All about the Vice Media case before the Supreme Court of Canada
The Supreme Court of Canada heard an appeal on Wednesday from Vice Media reporter Ben Makuch, who was ordered to hand over interview materials to the RCMP.
Makuch was ordered by the lower courts to surrender his notes from an interview with Canadian ISIS member Farah Shirdon. He fought and lost his case in both the Superior Court and the Appeal Court before appearing in the high court.
The Vice Media case spinned the wheels of the debate on protection of sources and journalistic freedom in Canada. Countrywide news agencies lent their support to Makuch when he refused to had over his notes to the RCMP.
The Supreme Court heard both sides of the argument and has reserved its decision.

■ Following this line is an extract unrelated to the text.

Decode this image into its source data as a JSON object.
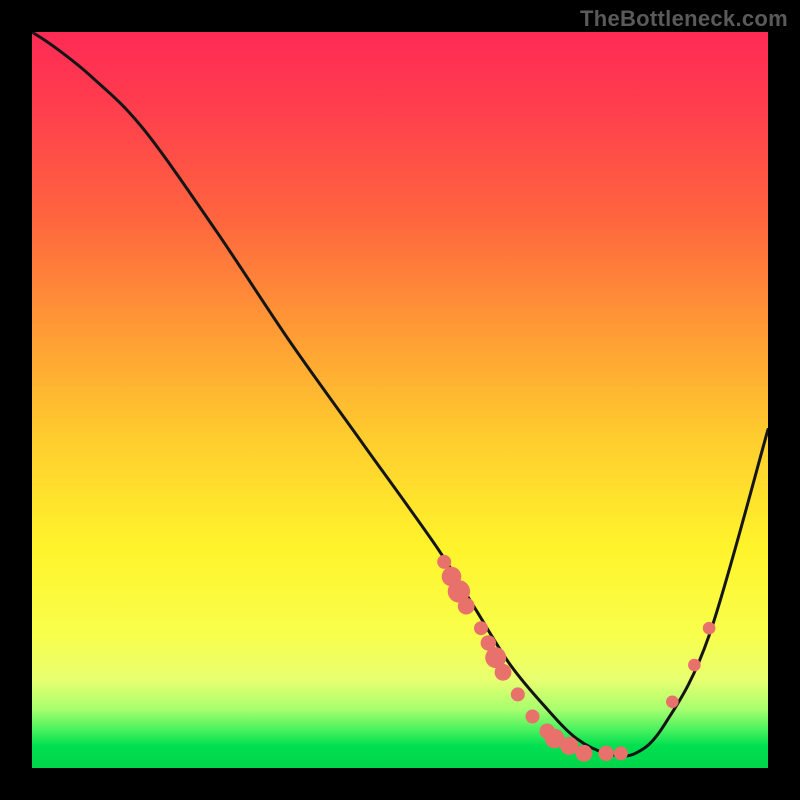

“The argument in the court today is more about the protection of journalistic sources from the police,” Mercedes Stephenson of CTV News who was live tweeting the court proceedings said. “Its a discussion on the chilling effect on media coverage when the police seize notes from reporters.”
Media agencies were also debating the possibilities of the Supreme Court sticking to the orders by the lower courts.
“Anytime police want a lead on a case or suspect that a journalist has information that they might want, they can simply go to a judge, get a court order and have them hand over all their material,” Duncan Pike, a former director at the Canadian Journalists for Free Expression said. “Thats incredibly dangerous. Sources are not going to want to talk to journalists and it will be impossible for journalists to work in sensitive areas.”
Here’s the timeline of the Vice Media case and its journey to the Supreme Court.